Behind Bloedel Observatory was a fountain where the sound of water was refreshing on the warm day I visited. I moved around the site to view Henry Moore’s Knife Edge from all sides. Continue reading Dancing water fountain
I’d seen countless photos of Arashiyama’s Bamboo Forest, but still I wanted to go and see it myself. Crowds strolled through the pathway stopping to take photos as I did. Staring up at these giant sentinels was worth the trip until my gaze returned to eye level. Continue reading What was it about the Bamboo Forest?
Some out of state people might think I’m referring to banana benders; the name given to people living in the sunshine state. But I’m talking about the unique architecture of the original wooden homes built especially for the sultry climate. Continue reading What’s a Queenslander?
I entered the steamy atmosphere of Bloedel Observatory located on Queen Elizabeth Park’s highest point. Packed with tropical plants and birds fluttering within the geodesic dome, I inched at a snail’s pace along the path because there was so much to see at every step. Continue reading An observatory on high
A wide path followed Arashiyama’s Katsura River. Below, boats for hire glided up the river, but I walked on that steamy summer day. Luckily, shade from the lush vegetation provided some relief. Continue reading By the Katsura River

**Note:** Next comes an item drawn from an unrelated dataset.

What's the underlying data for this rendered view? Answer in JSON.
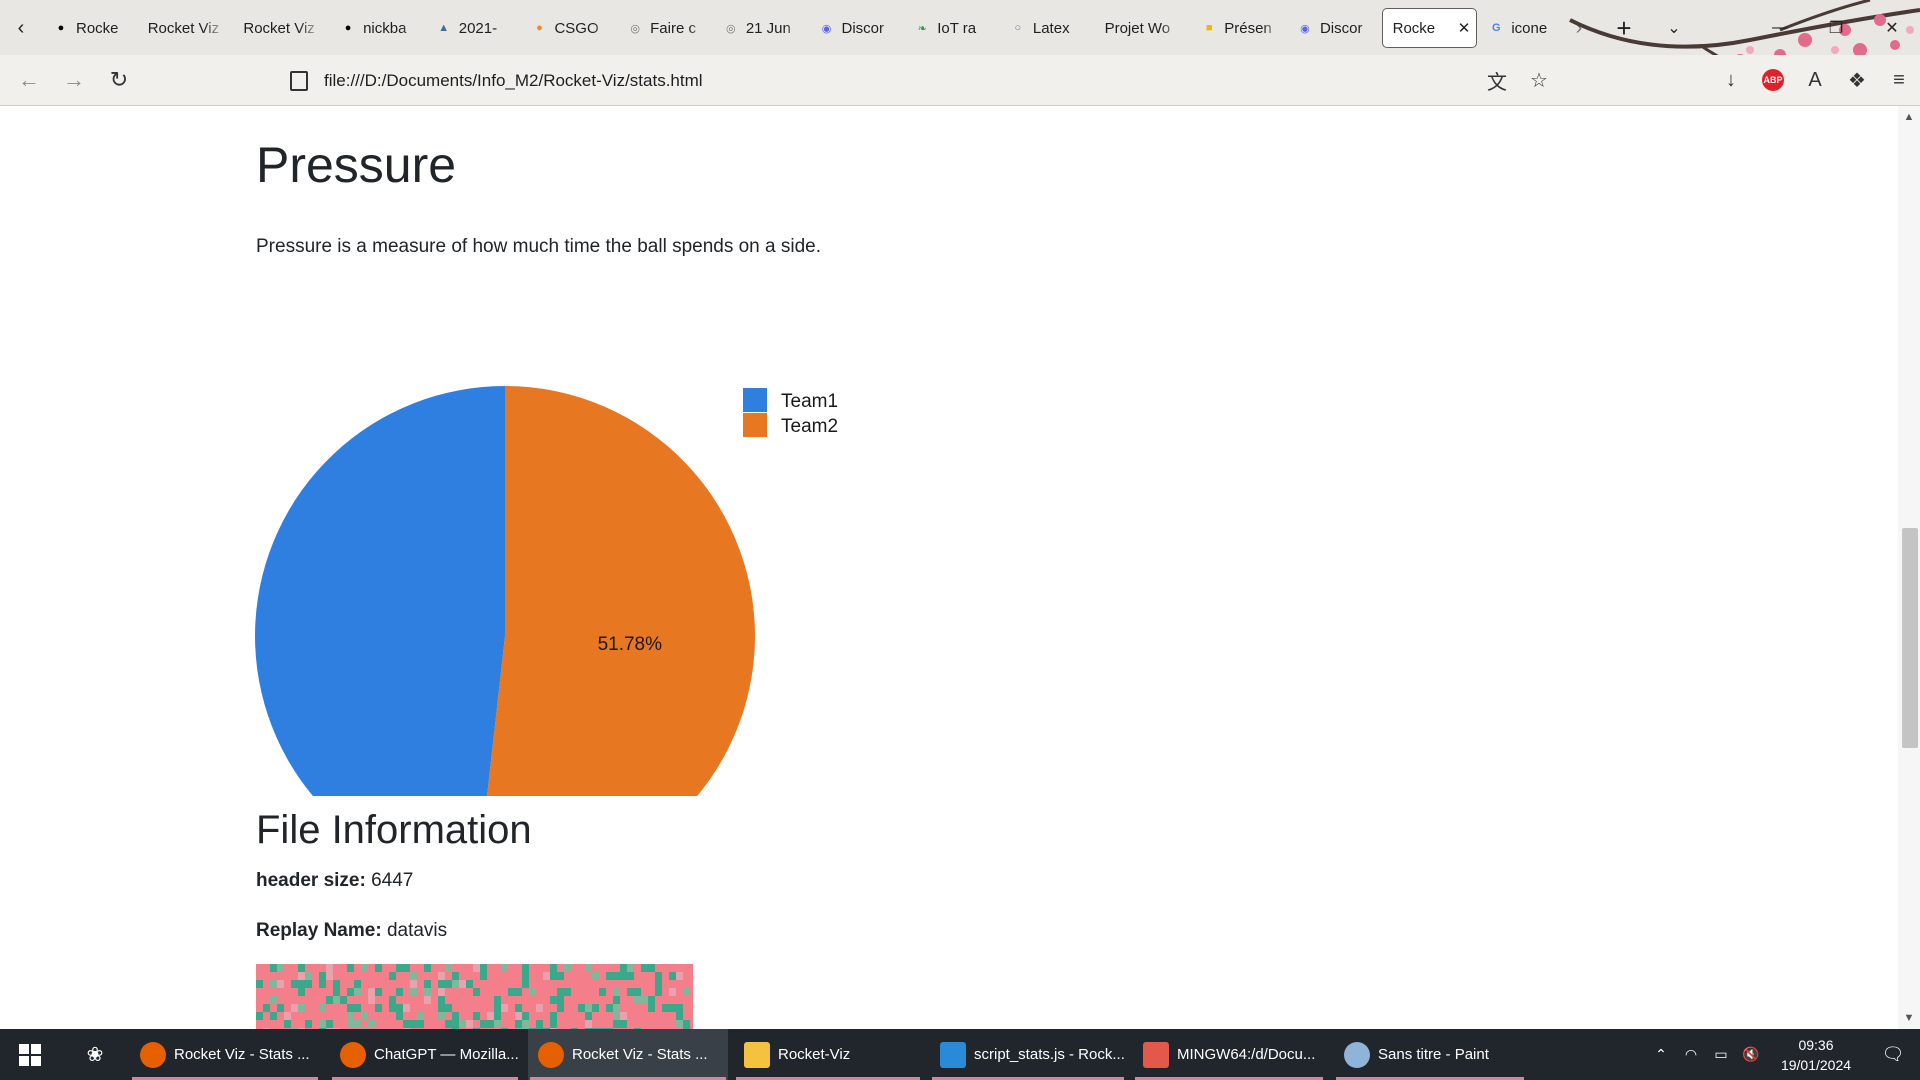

Over a year later, I returned to the same Russell Island beach where North Stradbroke Island stretched like a giant crocodile across the channel. Last visit, the tide was high and the beach appeared no more than a metre wide, but on my next trip, the tide was out, and the rippled sand stretched for one hundred metres to the sea. Continue reading Return to Sandy Beach
This was one of Vancouver’s best city locations for a hike. Not only were there plenty of trails away from traffic, but many were up hill. Continue reading Queen Elizabeth Park’s hiking trails